Problem description |
Pick out each line in these entries that contains the string "icon".

Stored records

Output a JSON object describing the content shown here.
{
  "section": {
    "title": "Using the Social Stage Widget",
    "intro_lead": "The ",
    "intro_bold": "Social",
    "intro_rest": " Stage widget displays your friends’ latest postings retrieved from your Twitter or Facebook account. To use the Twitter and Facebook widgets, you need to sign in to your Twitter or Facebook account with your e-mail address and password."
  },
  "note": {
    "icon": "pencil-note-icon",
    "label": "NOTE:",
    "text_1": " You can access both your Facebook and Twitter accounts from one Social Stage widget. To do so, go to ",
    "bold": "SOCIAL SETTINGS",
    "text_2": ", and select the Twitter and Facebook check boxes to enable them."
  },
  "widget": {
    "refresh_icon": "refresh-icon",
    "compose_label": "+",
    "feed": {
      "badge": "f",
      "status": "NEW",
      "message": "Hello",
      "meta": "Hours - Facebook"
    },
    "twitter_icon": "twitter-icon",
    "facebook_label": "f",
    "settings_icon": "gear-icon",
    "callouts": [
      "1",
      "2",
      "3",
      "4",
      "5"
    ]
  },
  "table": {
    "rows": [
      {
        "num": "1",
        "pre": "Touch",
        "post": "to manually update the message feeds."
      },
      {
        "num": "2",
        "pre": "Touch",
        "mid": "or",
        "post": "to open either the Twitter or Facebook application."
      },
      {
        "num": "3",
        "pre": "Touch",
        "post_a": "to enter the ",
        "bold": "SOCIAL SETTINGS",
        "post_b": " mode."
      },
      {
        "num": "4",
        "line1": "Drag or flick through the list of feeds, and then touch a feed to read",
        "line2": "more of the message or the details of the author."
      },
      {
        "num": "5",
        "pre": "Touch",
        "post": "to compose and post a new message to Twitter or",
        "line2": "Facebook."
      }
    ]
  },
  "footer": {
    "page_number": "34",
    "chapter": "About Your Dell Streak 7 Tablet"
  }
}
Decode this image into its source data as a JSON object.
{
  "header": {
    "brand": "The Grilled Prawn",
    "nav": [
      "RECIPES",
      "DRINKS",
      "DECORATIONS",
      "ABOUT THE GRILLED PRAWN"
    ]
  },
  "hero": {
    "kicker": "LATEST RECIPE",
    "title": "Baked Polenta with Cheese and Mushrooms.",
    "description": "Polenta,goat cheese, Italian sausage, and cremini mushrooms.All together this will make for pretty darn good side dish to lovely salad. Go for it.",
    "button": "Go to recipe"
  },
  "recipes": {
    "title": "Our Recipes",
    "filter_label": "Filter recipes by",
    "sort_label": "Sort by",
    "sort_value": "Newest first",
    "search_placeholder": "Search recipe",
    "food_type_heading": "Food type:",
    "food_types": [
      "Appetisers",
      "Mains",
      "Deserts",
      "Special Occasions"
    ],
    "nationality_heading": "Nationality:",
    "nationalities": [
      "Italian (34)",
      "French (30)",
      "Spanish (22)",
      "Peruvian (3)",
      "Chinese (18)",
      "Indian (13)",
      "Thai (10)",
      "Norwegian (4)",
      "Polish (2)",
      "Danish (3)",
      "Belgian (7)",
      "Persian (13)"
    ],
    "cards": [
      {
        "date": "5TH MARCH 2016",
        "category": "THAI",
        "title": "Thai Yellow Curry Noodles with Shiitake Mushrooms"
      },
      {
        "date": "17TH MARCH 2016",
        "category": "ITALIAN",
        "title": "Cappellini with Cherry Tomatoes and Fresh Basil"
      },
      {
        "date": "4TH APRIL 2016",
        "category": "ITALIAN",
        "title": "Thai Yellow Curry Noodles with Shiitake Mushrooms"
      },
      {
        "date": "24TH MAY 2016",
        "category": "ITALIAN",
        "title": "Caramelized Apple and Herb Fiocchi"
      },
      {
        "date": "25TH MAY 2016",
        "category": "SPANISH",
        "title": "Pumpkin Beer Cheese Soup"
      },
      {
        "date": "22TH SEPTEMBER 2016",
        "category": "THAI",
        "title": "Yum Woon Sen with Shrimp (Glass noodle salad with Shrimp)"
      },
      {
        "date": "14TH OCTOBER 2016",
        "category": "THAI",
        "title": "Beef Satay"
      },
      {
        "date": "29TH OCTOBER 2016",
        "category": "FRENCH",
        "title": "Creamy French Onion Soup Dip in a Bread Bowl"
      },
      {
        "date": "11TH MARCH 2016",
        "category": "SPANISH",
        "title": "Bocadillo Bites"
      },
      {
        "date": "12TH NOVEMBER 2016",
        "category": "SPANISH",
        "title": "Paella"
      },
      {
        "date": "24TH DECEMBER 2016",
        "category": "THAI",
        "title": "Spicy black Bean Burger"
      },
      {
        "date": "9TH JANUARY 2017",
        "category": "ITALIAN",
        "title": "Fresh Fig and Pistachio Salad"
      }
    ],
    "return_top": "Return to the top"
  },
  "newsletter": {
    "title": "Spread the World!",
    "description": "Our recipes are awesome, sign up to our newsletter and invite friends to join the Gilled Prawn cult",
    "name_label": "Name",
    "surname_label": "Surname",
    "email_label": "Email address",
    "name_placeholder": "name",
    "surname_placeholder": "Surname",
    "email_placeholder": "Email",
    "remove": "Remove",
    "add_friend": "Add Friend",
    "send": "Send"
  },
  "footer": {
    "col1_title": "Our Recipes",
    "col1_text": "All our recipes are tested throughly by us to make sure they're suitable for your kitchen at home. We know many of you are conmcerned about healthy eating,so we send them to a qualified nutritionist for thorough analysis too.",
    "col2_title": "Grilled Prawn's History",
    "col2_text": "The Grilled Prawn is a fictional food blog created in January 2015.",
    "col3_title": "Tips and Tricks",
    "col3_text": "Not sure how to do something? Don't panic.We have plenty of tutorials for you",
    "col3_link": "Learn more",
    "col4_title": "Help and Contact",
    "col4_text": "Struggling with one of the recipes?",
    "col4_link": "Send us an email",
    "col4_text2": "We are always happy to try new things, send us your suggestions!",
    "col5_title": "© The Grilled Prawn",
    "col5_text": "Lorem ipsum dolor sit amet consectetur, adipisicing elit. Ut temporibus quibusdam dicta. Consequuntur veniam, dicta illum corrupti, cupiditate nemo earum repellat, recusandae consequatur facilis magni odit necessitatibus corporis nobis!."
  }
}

Answer to this exercise |
    "icon": "pencil-note-icon",
    "refresh_icon": "refresh-icon",
    "twitter_icon": "twitter-icon",
    "settings_icon": "gear-icon",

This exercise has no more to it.